Ten classrooms at Danwon High School were spontaneously transformed into memorial sites during the Sewol Ferry Tragedy on April 16, 2014, when the lives of 250 students and 12 teachers (nearly its entire second year class) were lost off the coast of Donggeochado, South Korea. Overnight these classrooms were covered in their own sea of photographs and personal letters addressed to the departed. Blackboards became overwritten with confessionals while items such as calendars and class schedules remained untouched on the walls. From this origin of loss, these classrooms emerged as sacred spaces, repositories of memory.
Amidst debate of what should be done to preserve the memorials, a controversial attempt to forcibly clear out and remodel the classrooms was made almost immediately after the 2nd year anniversary of the tragedy. For several days family members occupied the school grounds until an extension was granted to access the classrooms for a few more weekends.
In August of 2016, the school resumed renovations and removal of all memorial items. While both government and school officials have said they will oversee storage and the construction of a new memorial off site in two year’s time, specific details have been scarce, leaving families of the victims distrustful. Some say they will continue to protest so the lessons of Sewol will never be forgotten. Others believe proper preservation can’t be achieved once the classrooms are stripped away anew.

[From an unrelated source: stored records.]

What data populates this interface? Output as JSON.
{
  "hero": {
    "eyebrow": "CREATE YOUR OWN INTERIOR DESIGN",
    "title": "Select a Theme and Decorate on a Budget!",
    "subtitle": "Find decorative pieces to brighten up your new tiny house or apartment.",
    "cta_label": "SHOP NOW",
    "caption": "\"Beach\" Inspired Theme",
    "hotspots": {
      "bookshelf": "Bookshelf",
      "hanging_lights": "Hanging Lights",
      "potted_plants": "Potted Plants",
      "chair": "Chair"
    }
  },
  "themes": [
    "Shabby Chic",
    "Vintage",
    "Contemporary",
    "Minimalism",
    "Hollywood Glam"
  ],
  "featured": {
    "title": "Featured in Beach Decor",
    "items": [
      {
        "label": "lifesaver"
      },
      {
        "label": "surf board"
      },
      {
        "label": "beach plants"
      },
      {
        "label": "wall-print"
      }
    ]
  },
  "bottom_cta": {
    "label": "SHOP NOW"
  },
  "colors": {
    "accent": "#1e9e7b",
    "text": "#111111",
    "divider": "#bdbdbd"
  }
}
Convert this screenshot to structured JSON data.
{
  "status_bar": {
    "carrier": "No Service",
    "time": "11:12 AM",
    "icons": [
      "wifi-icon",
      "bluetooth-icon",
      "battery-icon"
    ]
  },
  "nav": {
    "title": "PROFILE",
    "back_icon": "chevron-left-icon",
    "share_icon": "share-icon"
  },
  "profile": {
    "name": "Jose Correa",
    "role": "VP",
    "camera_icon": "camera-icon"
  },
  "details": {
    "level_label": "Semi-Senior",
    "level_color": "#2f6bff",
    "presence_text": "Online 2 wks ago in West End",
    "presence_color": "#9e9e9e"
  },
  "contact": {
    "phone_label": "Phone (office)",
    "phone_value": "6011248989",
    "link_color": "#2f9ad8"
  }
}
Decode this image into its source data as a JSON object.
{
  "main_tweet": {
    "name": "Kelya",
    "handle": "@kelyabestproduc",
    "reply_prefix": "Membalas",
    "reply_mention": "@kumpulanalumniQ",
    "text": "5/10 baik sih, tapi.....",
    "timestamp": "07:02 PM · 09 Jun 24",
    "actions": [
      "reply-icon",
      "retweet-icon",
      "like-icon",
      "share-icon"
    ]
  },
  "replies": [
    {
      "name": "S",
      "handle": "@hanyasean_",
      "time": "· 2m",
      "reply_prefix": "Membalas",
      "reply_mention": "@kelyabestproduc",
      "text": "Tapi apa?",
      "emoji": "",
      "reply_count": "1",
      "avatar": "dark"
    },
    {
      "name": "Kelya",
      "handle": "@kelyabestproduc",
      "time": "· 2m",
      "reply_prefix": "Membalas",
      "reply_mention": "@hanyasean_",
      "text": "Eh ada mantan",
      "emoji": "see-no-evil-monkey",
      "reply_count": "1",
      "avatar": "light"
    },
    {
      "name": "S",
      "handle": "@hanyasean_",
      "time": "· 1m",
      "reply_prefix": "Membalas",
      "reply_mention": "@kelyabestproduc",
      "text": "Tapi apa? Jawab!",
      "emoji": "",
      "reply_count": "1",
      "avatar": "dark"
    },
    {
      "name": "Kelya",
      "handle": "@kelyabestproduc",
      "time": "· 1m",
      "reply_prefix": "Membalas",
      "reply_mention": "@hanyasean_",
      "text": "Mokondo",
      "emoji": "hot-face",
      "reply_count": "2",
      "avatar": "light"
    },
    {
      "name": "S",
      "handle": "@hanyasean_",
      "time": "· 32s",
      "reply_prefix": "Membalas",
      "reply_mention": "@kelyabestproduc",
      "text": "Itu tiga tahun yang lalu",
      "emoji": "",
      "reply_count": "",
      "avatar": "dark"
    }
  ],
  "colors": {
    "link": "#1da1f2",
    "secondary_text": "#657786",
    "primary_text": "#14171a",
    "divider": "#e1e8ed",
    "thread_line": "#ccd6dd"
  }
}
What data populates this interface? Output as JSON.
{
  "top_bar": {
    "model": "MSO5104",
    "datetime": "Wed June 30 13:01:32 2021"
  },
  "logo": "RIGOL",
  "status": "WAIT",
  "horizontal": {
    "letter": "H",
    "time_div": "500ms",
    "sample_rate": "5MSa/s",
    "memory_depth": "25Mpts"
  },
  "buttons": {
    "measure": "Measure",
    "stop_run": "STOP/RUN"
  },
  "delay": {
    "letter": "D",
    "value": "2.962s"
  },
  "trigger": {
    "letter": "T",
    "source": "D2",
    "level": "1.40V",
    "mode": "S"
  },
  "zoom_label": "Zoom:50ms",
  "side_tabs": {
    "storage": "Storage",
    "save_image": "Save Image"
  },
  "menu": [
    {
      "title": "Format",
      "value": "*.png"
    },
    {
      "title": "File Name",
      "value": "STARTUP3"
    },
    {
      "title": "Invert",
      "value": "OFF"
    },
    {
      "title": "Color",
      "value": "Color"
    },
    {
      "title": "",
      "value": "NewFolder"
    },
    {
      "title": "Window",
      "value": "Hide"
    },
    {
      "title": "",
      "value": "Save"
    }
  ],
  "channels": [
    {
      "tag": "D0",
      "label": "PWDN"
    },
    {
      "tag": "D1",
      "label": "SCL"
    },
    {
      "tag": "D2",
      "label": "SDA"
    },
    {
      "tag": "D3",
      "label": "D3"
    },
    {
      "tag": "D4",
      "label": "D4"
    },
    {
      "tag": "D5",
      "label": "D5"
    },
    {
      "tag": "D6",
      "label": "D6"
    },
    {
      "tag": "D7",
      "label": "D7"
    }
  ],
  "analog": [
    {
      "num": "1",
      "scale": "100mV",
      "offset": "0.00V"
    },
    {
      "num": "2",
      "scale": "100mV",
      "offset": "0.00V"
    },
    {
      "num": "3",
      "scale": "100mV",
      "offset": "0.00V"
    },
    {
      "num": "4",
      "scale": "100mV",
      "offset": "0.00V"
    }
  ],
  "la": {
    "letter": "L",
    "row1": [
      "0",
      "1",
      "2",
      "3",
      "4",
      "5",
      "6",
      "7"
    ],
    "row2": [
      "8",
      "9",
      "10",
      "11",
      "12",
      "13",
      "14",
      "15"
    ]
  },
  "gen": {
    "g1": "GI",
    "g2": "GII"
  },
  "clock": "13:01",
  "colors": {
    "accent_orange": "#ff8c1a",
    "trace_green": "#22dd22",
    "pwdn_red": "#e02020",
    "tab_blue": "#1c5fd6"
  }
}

Powerless against the forces that be, these families say they’re losing their children and loved ones for a second time.
Argus Paul Estabrook – an emerging photographer and artist based in Seoul, South Korea. Korean-American deeply interested in Korean identity and the forces that drive it.